+++ EXTRACTED ENTRIES

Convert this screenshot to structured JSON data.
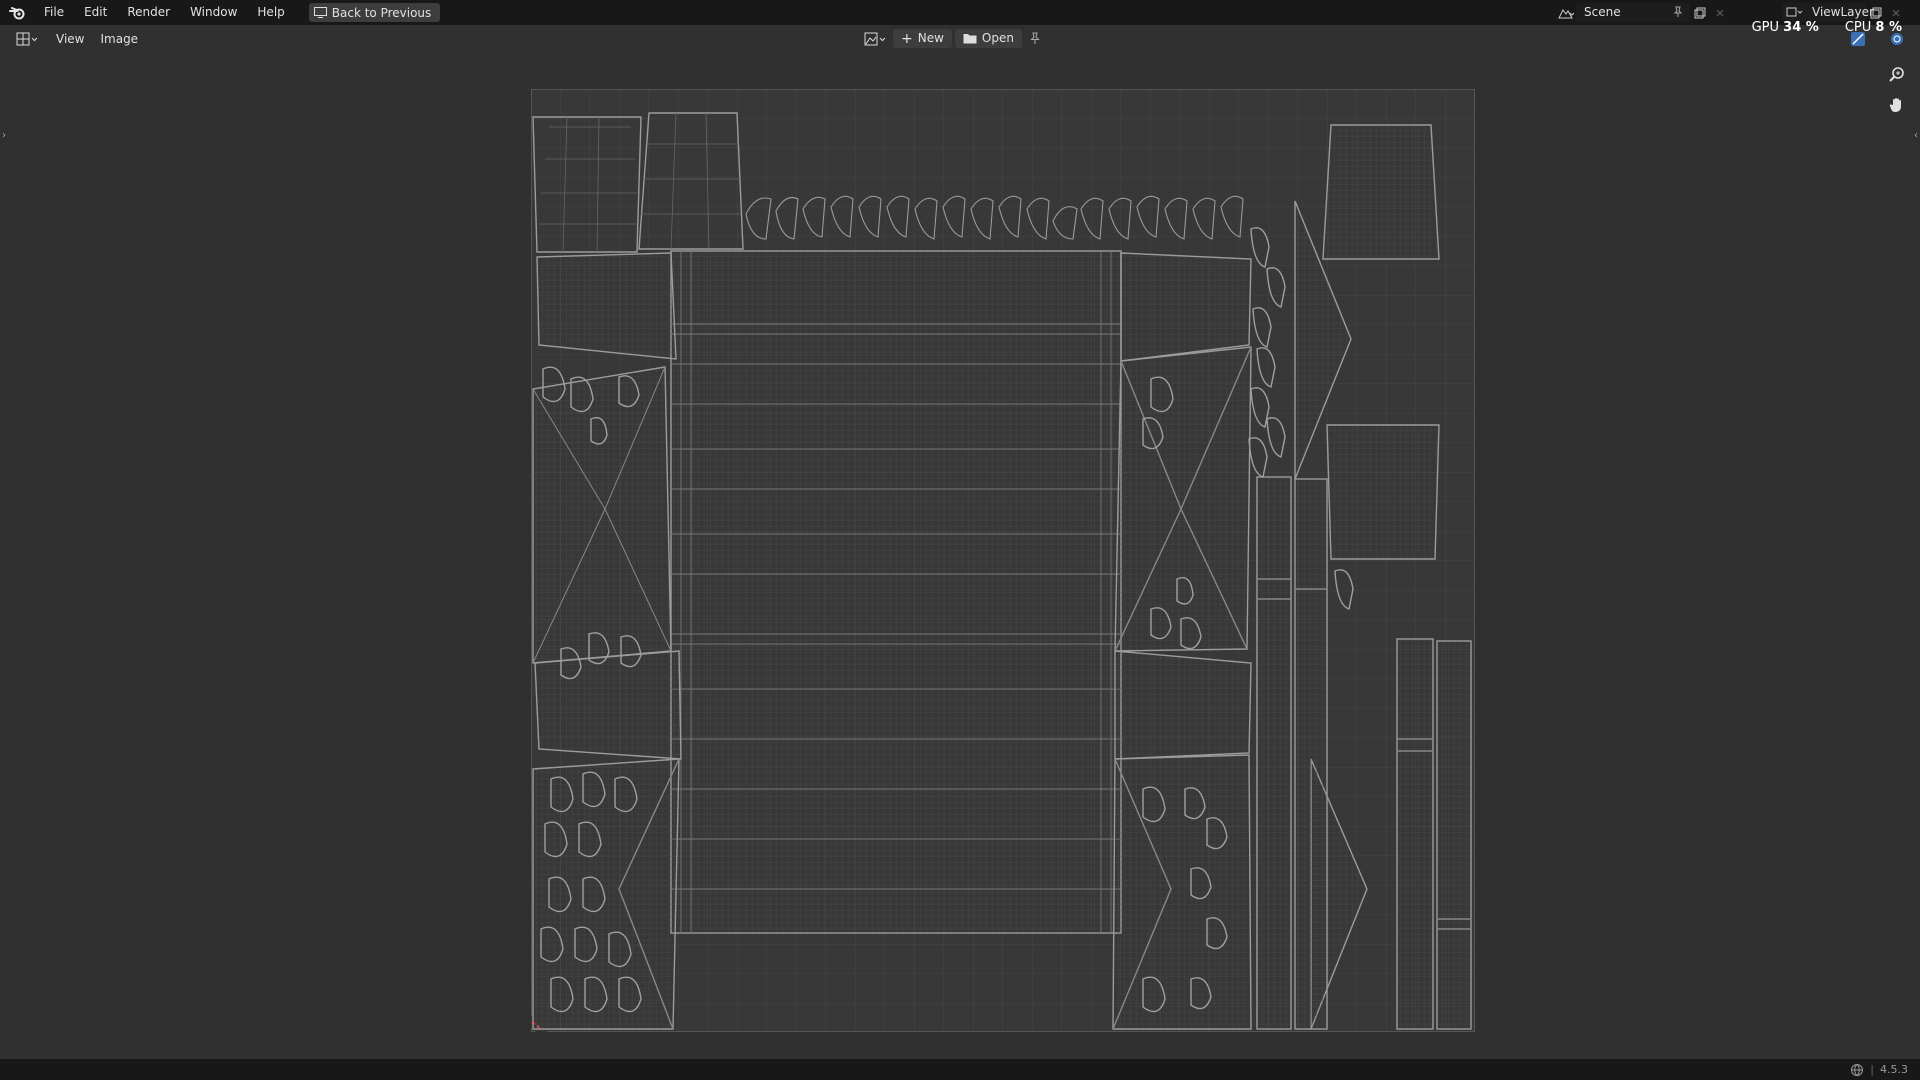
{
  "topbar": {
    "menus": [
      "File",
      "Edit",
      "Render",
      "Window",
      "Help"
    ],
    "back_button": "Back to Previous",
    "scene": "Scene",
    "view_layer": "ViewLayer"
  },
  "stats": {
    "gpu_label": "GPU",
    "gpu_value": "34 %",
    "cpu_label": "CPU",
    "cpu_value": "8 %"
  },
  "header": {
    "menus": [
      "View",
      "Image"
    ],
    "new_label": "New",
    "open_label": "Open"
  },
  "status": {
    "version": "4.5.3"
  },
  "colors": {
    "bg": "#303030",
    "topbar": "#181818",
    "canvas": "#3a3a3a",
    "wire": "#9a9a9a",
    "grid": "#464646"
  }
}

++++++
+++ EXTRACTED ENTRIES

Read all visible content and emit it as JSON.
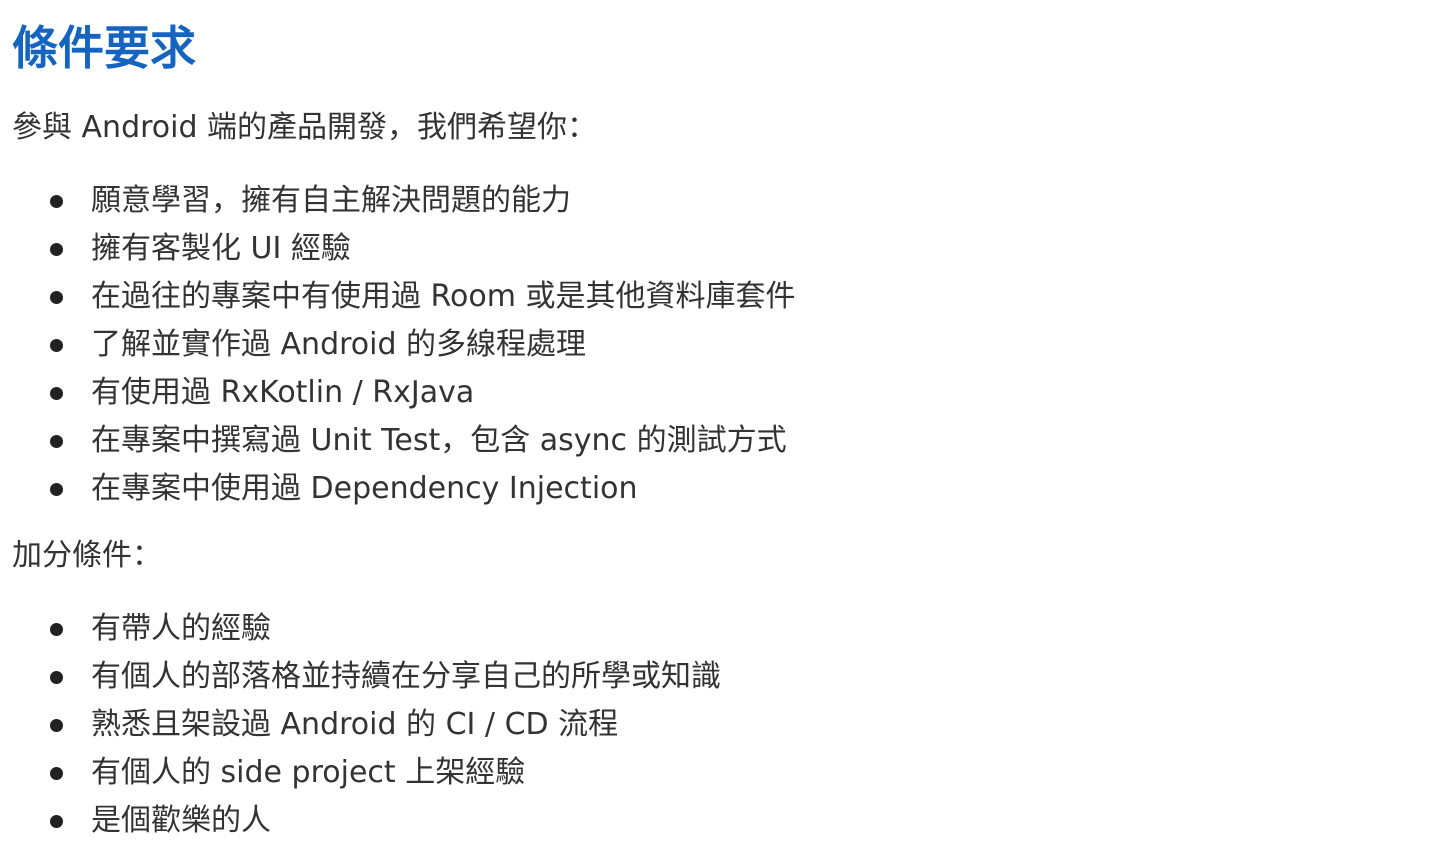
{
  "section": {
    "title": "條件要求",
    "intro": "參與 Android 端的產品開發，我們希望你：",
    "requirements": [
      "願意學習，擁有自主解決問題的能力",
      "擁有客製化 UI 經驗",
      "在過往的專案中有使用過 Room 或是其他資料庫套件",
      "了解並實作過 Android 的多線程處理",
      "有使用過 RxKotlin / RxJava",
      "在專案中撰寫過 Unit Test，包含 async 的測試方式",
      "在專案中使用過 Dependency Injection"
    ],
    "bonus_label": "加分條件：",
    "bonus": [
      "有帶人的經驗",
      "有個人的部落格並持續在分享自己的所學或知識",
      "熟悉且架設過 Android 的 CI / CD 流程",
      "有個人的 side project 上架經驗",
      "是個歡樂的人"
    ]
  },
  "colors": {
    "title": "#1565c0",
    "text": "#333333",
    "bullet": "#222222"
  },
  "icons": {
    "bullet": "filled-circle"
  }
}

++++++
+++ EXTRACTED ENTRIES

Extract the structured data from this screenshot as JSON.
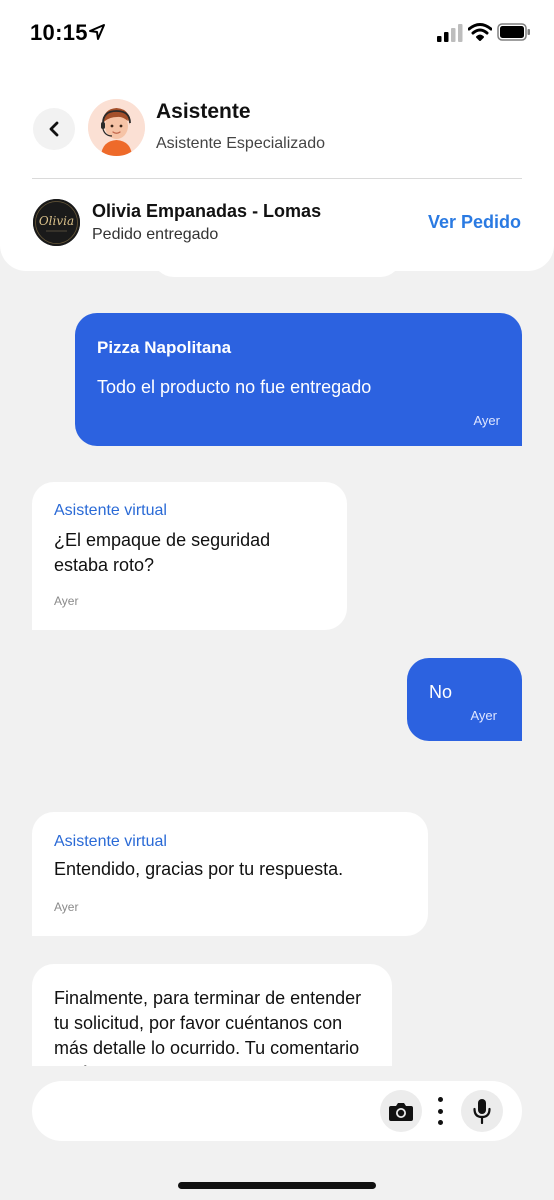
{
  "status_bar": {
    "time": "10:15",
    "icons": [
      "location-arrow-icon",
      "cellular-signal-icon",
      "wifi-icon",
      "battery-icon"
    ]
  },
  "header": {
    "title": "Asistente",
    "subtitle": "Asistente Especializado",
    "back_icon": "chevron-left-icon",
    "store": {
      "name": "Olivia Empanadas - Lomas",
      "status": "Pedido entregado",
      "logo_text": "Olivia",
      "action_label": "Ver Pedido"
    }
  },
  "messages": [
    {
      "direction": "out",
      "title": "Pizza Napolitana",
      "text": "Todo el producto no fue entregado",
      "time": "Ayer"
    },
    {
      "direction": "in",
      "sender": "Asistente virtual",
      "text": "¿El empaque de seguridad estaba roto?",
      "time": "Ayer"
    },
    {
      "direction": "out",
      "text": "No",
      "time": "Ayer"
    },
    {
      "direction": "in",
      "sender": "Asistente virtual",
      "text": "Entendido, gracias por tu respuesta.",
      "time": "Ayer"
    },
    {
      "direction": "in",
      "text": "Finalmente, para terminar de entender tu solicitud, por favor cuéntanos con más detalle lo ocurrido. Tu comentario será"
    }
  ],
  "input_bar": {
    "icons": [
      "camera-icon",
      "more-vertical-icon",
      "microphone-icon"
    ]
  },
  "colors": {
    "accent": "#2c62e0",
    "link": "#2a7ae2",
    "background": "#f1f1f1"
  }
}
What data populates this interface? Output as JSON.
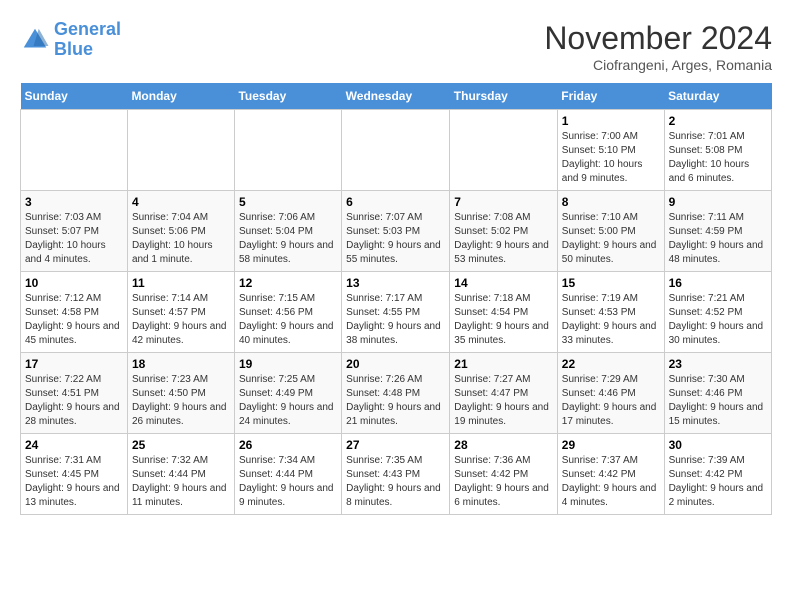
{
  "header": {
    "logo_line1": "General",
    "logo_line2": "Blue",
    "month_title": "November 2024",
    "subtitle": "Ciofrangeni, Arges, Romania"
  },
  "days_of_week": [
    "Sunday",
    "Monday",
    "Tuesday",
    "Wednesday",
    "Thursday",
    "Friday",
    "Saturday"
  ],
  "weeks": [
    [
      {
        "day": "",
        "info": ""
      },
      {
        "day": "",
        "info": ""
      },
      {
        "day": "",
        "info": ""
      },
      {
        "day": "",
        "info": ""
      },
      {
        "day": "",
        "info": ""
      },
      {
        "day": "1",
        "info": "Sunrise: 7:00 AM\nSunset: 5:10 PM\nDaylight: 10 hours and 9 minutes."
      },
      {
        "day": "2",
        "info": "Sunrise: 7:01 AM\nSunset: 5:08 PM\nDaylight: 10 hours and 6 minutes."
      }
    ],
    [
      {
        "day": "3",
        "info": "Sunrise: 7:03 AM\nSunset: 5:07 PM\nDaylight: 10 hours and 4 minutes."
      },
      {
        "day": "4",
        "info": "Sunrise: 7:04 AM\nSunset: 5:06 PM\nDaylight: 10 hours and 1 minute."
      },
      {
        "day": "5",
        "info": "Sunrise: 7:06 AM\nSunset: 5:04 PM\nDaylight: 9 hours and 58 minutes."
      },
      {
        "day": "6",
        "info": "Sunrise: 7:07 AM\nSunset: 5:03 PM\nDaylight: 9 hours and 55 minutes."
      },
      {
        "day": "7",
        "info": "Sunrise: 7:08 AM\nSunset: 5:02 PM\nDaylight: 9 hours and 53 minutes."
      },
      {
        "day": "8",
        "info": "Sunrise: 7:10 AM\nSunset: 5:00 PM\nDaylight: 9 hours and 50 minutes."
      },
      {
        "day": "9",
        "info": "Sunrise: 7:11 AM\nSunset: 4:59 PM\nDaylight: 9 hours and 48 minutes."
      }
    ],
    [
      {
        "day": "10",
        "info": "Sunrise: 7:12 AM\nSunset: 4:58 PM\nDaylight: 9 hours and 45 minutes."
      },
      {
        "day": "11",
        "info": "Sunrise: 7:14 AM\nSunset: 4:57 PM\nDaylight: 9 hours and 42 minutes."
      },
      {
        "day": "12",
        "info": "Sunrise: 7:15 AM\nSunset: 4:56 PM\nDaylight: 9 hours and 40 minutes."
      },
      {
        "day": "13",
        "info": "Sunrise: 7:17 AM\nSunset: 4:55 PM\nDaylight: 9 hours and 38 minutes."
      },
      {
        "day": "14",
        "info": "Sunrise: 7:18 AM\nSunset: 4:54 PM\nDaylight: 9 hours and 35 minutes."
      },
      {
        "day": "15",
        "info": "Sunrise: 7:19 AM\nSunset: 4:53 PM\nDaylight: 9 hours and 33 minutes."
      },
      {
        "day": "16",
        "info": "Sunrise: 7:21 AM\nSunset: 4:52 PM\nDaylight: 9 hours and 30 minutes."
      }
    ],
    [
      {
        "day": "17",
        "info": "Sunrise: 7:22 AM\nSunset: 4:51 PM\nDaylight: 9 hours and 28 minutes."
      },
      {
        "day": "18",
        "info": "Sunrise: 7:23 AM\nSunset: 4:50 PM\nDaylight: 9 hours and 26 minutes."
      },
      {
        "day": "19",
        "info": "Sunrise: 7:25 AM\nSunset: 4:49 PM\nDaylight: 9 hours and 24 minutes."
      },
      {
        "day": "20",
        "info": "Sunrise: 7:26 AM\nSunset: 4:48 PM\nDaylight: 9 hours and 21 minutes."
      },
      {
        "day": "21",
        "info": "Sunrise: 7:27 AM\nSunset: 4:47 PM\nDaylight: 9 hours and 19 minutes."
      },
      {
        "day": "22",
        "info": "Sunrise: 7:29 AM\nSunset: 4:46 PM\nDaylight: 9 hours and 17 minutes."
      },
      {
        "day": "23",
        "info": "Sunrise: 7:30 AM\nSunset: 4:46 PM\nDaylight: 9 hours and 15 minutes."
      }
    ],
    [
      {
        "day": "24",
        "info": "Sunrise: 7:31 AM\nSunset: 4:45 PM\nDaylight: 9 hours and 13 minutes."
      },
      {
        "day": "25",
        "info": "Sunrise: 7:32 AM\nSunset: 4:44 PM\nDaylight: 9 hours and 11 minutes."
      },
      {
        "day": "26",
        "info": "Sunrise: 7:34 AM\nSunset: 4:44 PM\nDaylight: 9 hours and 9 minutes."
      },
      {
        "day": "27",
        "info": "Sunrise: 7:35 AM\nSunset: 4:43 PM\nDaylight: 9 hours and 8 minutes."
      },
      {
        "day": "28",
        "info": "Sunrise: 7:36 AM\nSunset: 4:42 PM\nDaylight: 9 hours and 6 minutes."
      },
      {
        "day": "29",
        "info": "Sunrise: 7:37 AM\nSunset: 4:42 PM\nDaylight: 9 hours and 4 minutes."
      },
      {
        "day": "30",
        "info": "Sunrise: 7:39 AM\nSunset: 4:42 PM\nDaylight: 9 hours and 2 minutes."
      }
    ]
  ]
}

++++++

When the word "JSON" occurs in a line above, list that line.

Convert this screenshot to structured JSON data.
Read all visible content and emit it as JSON.
Extract the structured data from this screenshot as JSON.
What data populates this interface? Output as JSON.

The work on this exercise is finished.